Semiconductor Manufacturing International Corp. (HKEX: 0981; STAR: 688981) just announced plans to build a new fab in Shanghai and would invest nearly $9 billion into the project. The move will ramp up production as China is in dire need of advanced microchips – and the shortage, worsened by the pandemic, is felt globally.
According to a filing with the Stock Exchange of Hong Kong, SMIC is launching a joint venture with China (Shanghai) Pilot Free Trade Zone Lin-Gang Special Area Administration to set up a factory with a monthly production capacity of 100,000 12-inch silicon wafers (28-nanometer). The JV will have a starting capital of $5.5 billion and SMIC will hold majority ownership. Other investors, including state entities, will also provide funding and own 25% in the venture, the report said.
The new plant is another among several under construction and development by SMIC. The company said they are on track despite the sanctions that Washington imposed on the chipmaker in late 2020 for alleged ties to China's military. The blacklisting of SMIC had frozen the company's purchase of certain technology, including advanced chip-making equipment.
The U.S. sanctions are not expected to impact operations at the new fab, as the 28-nm technology is not under restrictions, as reported by the South China Morning Post.
In a separate filing today, SMIC also announced its chairman, Zixue Zhou, has stepped down "with immediate effect due to personal health reasons." Zhou will continue to serve as an executive director with the company. An acting chairman was appointed in his place – Yonggang Gao, the chief financial officer, executive director, and the company secretary.
Last month, SMIC reported solid performance for the second quarter, at $1.3 billion in revenue and $405 million in gross profit. At the time, Gao said the results were better-than-expected, but the company "still faces impact brought by the Entity List, and there are still uncertainties with our expectations in indicators."

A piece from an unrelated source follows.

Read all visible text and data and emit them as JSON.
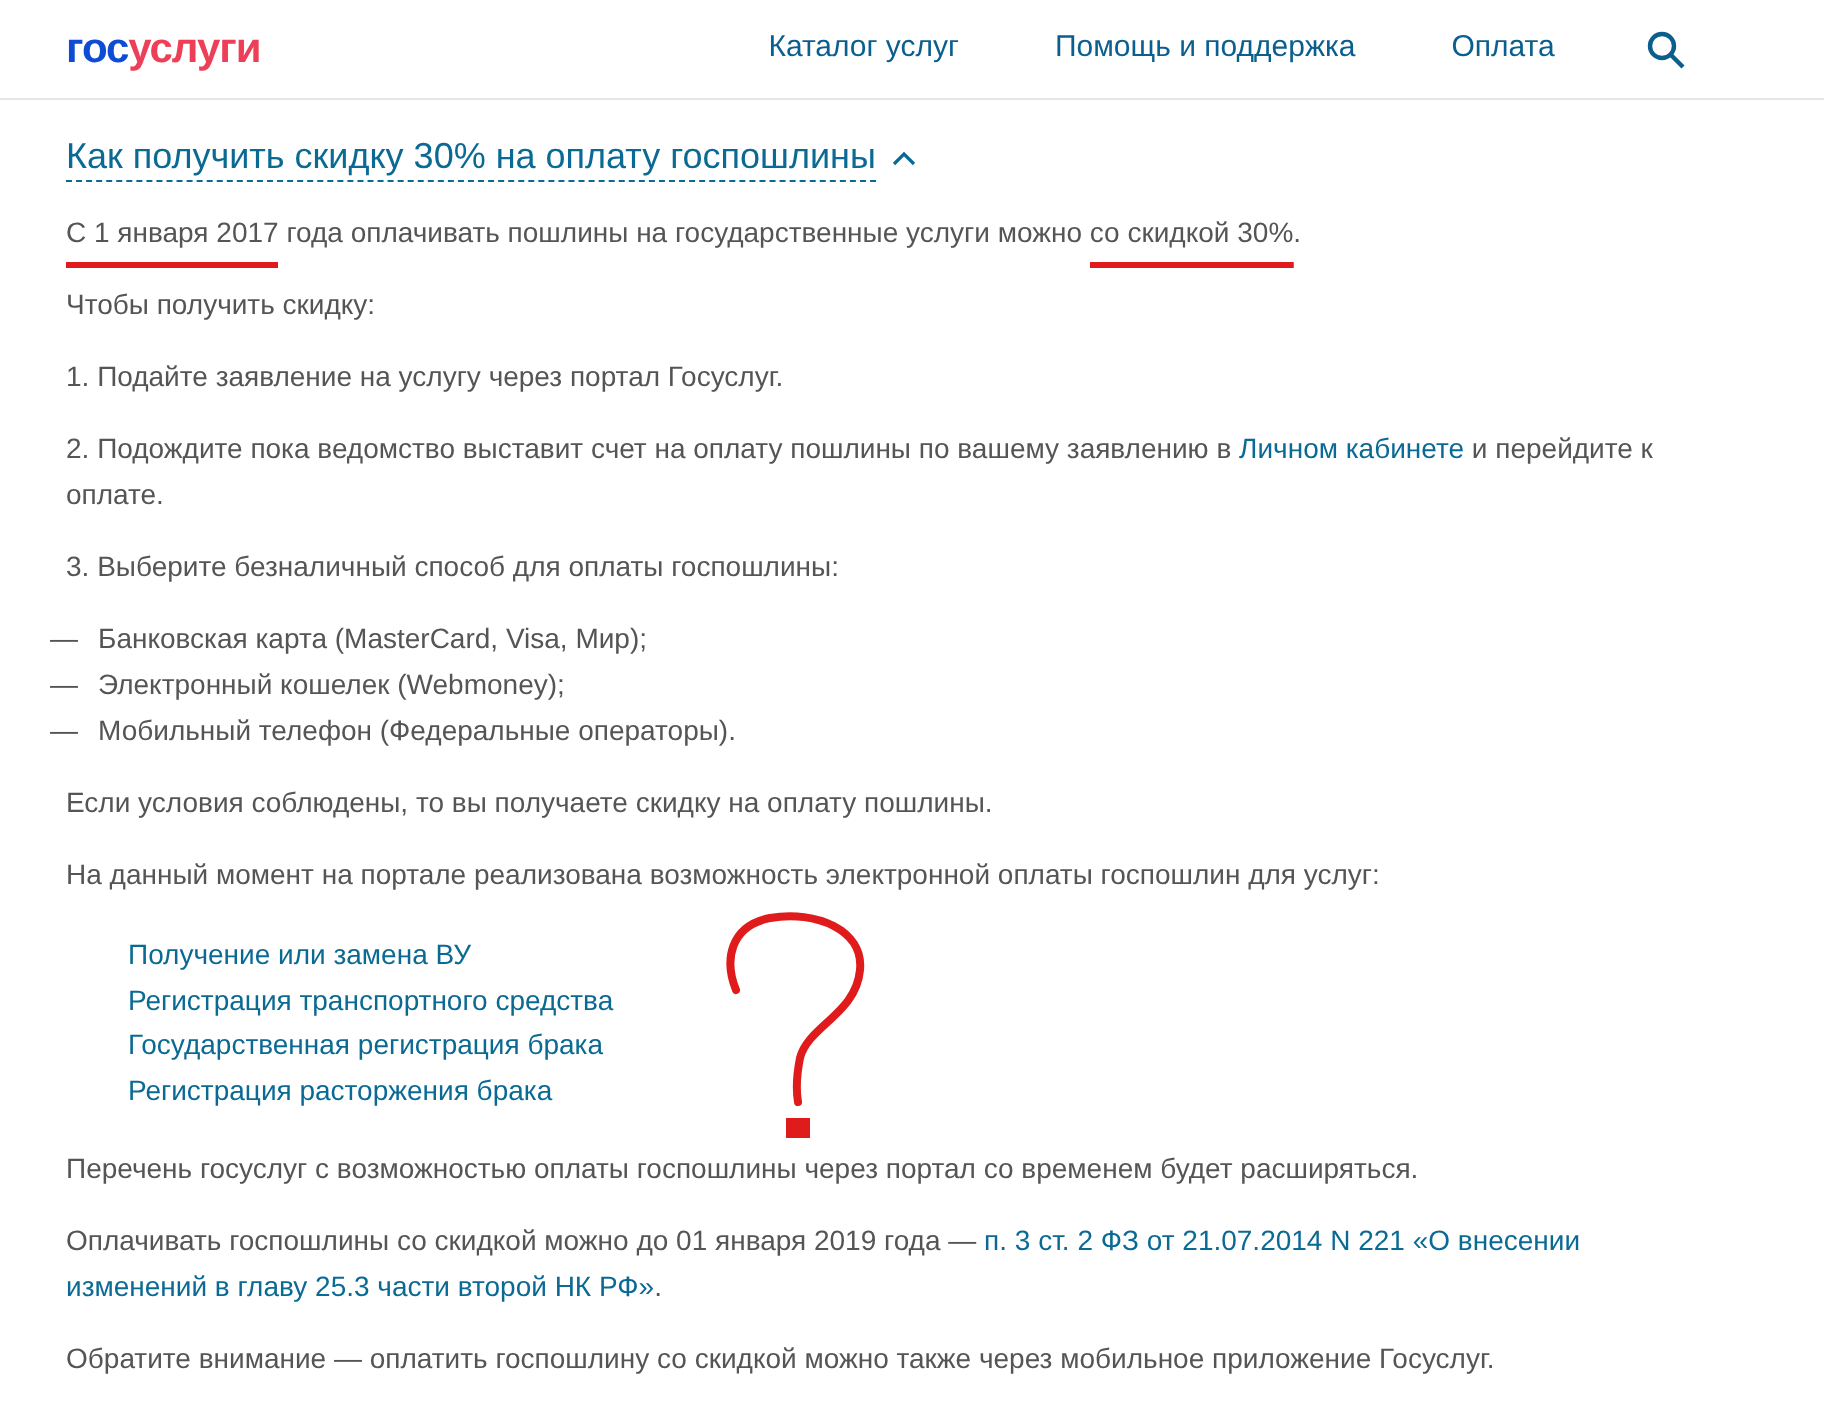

In Hong Kong trading, the stock in SMIC ended nearly flat on Friday, at HK$24.05 per share. The company is up about 12% year-to-date despite its troubles. The company is China's biggest chipmaker, and with strong government incentives in the semiconductor industry, investors anticipate to see SMIC progress to play a major role in realizing that national goal of becoming the global chip supplier.